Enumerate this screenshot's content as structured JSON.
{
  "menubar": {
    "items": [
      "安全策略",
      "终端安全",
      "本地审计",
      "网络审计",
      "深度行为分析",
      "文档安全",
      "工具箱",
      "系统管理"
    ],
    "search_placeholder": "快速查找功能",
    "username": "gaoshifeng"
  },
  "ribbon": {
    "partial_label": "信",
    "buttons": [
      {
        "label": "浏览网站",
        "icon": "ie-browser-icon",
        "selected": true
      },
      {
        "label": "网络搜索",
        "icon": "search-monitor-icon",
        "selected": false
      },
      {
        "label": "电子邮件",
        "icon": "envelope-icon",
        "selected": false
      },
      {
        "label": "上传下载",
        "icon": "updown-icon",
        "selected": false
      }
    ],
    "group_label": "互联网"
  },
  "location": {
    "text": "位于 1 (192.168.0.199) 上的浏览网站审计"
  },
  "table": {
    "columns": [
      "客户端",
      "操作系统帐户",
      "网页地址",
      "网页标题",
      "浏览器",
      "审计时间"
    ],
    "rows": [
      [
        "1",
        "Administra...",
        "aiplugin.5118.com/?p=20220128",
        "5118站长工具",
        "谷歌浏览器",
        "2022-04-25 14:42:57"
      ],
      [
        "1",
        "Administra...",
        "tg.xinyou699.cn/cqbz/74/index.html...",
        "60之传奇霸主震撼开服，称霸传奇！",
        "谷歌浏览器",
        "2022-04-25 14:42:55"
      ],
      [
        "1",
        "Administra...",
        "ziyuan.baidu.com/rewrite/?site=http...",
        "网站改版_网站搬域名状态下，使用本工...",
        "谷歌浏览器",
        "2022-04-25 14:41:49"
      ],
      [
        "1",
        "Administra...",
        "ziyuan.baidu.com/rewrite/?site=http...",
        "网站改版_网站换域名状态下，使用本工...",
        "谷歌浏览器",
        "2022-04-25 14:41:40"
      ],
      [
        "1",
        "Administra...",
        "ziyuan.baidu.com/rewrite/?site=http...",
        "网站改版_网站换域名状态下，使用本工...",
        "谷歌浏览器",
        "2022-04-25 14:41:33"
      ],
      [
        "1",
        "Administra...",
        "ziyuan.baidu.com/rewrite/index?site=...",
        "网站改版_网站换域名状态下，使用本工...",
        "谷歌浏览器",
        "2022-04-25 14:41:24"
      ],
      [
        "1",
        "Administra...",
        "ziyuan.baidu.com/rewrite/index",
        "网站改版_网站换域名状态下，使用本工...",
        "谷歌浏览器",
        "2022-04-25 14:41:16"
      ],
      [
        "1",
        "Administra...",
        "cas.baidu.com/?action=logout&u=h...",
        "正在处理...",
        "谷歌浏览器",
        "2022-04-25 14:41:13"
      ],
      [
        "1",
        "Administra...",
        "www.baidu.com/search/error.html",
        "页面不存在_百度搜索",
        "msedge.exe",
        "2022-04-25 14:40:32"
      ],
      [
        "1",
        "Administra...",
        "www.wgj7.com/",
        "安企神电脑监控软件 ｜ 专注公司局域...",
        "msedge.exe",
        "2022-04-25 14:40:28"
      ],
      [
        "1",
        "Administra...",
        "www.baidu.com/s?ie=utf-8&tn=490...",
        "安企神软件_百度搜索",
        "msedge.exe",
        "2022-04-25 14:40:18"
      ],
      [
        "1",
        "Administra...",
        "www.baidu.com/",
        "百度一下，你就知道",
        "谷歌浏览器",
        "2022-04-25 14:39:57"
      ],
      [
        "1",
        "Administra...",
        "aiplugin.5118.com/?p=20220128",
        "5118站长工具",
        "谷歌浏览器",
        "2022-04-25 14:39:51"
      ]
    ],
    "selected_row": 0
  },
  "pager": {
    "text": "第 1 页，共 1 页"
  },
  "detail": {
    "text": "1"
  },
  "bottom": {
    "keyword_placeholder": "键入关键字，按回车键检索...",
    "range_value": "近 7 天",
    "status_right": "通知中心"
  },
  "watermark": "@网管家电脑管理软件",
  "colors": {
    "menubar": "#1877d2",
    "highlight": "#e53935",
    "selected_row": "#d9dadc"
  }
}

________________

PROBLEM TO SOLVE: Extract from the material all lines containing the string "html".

RESPONSE FOR THIS EXERCISE:
        "tg.xinyou699.cn/cqbz/74/index.html...",
        "www.baidu.com/search/error.html",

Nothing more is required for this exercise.